What are clinical trials?
A clinical trial is a study that helps doctors and researchers find better ways to prevent, treat or diagnose diseases such as cancer. There are several types of cancer clinical trials — some test new ways to treat cancer; others test new methods of prevention, detection or diagnosis.
Types of clinical trials:
- Prevention trials look for better ways to prevent a disease in people who have never had the disease or to prevent the disease from returning. Approaches may include medicines, vaccines, or lifestyle changes.
- Screening trials test new ways of detecting diseases or health conditions.
- Diagnostic trials study or compare tests or procedures for diagnosing a particular disease or condition.
- Treatment trials test new treatments, new combinations of drugs, or new approaches to surgery or radiation therapy.
- Behavioral trials evaluate or compare ways to promote behavioral changes designed to improve health.
- Quality of life trials (or supportive care trials) explores and measure ways to improve the comfort and quality of life of people with conditions or illnesses.
What are clinical trial protocols?
Clinical trials follow a plan known as a protocol. The protocol is carefully designed to balance the potential benefits and risks to participants and answer specific research questions. A protocol describes the following:
- The goal of the study
- Who is eligible to take part in the trial
- Details about test, procedures, and treatments
- How long the trials are expected to last
- How many participants are looking to be enrolled in the trial
How are clinical trials conducted?
Clinical trials are conducted in phases.

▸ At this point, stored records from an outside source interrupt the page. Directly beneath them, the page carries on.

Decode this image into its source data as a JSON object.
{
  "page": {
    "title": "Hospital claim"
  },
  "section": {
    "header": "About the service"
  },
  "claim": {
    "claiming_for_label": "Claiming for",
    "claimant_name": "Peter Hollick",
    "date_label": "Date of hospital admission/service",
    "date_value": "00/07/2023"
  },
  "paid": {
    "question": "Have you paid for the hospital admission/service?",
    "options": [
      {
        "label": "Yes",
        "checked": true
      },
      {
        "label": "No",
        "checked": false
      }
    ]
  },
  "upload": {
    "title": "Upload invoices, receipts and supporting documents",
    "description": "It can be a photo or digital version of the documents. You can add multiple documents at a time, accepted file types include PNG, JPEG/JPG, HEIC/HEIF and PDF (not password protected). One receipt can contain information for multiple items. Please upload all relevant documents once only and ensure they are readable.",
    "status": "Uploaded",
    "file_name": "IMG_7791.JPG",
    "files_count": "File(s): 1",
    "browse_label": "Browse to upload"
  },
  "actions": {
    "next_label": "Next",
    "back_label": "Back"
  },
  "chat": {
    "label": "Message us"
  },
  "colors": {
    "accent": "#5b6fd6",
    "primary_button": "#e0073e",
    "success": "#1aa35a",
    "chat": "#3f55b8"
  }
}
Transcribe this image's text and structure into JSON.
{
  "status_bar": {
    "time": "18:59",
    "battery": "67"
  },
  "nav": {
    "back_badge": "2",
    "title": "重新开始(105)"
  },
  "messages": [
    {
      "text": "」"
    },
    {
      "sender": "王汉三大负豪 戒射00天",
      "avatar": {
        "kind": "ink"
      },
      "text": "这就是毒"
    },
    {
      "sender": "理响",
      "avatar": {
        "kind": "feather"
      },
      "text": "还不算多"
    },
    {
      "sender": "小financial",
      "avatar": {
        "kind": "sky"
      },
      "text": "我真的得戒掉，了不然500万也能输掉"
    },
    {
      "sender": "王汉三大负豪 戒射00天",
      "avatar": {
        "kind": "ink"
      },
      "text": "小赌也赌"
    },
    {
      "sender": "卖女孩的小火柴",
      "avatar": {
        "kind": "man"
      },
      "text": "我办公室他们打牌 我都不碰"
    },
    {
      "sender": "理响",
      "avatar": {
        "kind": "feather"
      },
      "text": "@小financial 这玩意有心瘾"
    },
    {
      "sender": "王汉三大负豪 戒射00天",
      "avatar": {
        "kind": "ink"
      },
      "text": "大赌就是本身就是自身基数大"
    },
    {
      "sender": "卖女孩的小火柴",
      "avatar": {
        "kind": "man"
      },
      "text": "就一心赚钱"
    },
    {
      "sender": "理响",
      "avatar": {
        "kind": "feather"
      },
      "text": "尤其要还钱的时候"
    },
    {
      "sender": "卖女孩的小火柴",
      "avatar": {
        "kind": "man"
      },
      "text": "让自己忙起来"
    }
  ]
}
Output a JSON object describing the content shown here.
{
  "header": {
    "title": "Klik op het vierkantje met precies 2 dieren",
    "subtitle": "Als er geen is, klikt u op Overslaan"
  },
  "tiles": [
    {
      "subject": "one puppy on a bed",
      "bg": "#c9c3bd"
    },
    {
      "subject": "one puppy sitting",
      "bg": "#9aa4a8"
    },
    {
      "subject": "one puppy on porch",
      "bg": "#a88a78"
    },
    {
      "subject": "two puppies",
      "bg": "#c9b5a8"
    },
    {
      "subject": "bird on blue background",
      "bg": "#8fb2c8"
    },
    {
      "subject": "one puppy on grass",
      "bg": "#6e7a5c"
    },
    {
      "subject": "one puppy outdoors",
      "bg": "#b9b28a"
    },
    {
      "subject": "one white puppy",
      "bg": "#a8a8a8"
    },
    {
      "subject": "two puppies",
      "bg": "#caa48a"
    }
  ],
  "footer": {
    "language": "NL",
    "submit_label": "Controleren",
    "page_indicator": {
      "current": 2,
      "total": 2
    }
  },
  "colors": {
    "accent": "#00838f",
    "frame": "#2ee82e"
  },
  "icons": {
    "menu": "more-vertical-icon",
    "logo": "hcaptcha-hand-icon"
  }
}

The trials at each phase have a different purpose and help scientists answer different questions.
- Phase I Trials– researchers test a new drug or treatment in a small group of people for the first time. These studies evaluate how a new drug should be given, how often it should be administered, and the most effective dose with the fewest and least serious side effects.
- Phase II Trials– these studies continue to test the safety of the drug and how well it works in a selected tumor type.
- Phase III Trials– these studies will confirm the new drug effectiveness, observe side effects, compare the new treatment with currently used standard treatments, and collect information that will allow the new drug to be used safely.
- Phase IV Trials– these studies test the drug or treatment after FDA approval to find out additional information about the treatment’s risks and benefits and the best way to use it. These studies help doctors understand the long-term safety.
Current trials offered at Hunterdon Regional Cancer Center include new treatment protocols conducted by pharmaceutical companies and The National Institute of Health (Cooperative Group Trials).
Current trials may include treatment options for breast, colon, prostate or lung cancers, as well as, treatment options for gynecological, leukemia, lymphomas, melanoma, and hematologic conditions.
To learn more about the current Clinical Trials that Hunterdon Regional Cancer Center is participating in, please call Deborah Brunetti, Clinical Research Coordinator, at 908-237-2330 ext. 3.
COLON CANCER TRIALS:
Colon Cancer – Stage III
LUNG CANCER TRIALS:
For more information regarding clinical trials, please visit Hunterdon Hematology Oncology.